In 1874, a group of nine hundred Mennonites migrated from Russia to the western plains of Canada and the United States, settling in and around Steinbach, Manitoba, and Jansen, Nebraska. This social hsitory shows how these conservative, German-speaking farm families adapted to an increasingly urbanized and industrialized world.
Royden Loewen examines how the men and women of this immigrant group decised strategies to maintain familiar social structures and cultural patters within a changing society. Because these Mennonites were highly literate, leaving a rich array of diaries, letters, and memoirs, their everyday lives and ethnic self-perceptions can be reconstituted in detail.
Loewen's account tells of three generations of Mennonites for whom the farm family was the primary social unit. The sectarian, lay-oriented church congregation interpreted life's meaning and enforced strict social boundaries on the community level. These traditionalist were coupled with a sensitive adaptation to the market economy of the outside world.
About the author
Royden Loewen is a senior scholar at the University of Winnipeg. His books include Horse-and-Buggy Genius: Listening to Mennonites Contest the Modern World and Village Among Nations: "Canadian" Mennonites in a Transnational World, 1916–2006.

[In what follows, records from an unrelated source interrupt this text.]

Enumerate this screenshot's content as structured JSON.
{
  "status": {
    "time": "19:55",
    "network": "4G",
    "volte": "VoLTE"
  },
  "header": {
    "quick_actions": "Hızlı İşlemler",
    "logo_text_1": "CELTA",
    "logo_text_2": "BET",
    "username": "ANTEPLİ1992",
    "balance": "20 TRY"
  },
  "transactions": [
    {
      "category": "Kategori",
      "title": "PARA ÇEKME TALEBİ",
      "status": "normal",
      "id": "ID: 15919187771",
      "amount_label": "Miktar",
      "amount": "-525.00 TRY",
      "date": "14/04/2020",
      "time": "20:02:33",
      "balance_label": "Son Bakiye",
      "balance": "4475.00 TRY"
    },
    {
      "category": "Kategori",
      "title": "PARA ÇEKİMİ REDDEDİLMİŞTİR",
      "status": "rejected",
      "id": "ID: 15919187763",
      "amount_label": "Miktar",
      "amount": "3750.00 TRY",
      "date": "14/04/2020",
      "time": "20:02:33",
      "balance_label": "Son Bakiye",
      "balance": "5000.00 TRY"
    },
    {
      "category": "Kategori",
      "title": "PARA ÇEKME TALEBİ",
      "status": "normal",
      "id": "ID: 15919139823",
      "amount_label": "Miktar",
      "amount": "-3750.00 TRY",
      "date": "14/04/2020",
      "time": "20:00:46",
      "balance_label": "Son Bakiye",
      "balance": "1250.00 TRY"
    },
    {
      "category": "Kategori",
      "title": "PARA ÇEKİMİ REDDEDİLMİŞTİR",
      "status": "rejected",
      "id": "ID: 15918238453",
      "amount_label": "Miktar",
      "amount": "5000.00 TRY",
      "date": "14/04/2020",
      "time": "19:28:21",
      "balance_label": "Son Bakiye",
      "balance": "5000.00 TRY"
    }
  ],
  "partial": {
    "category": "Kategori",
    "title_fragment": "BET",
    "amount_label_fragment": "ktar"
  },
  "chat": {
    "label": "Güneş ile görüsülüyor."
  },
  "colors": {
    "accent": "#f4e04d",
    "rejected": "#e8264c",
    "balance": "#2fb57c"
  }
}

"A clear and well-developed micro-study that by its example points out new, interesting avenues of approach for historians who work in the ethnic field."
Herman Ganzevoort, author of A Bittersweet land: The Dutch Experience in Canada, 1890-1980

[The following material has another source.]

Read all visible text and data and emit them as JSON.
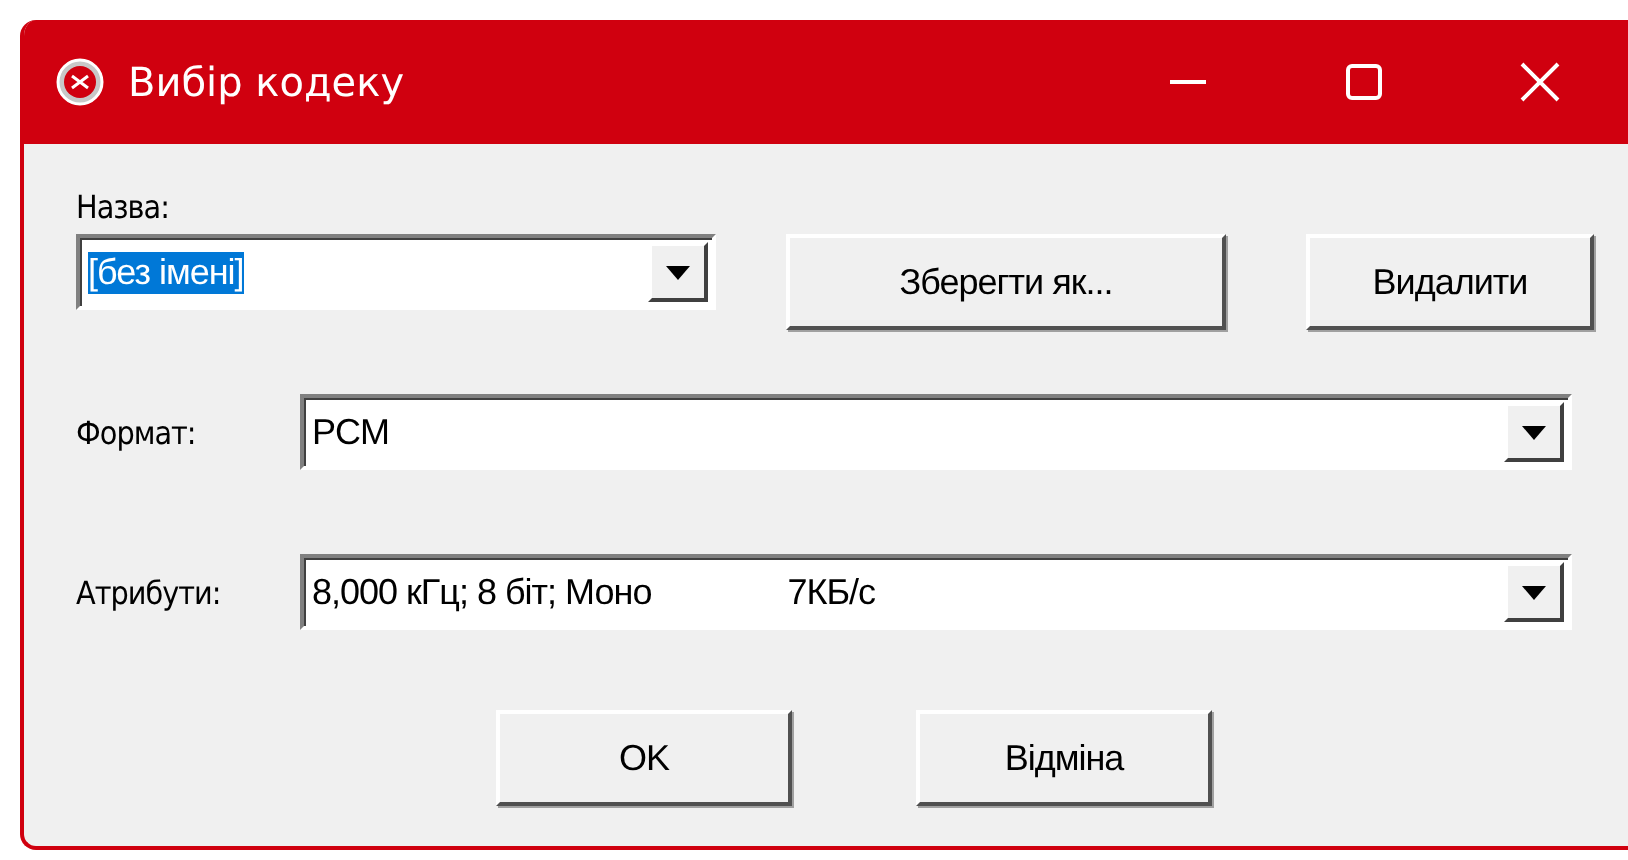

Other titles by Royden Loewen
A Global History of Place and Sustainability
Listening to Mennonites Contest the Modern World
Young, Well-Educated, and Adaptable
Chilean Exiles in Ontario and Quebec, 1973-2010
Village Among Nations
"Canadian" Mennonites in a Transnational World, 1916-2006
Immigrants in Prairie Cities
Ethnic Diversity in Twentieth-Century Canada
Diaspora in the Countryside
Two Mennonite Communities and Mid-Twentieth Century Rural Disjuncture
Revisiting the Mennonite Migrants of the 1870s
From the Inside Out
The Rural Worlds of Mennonite Diarists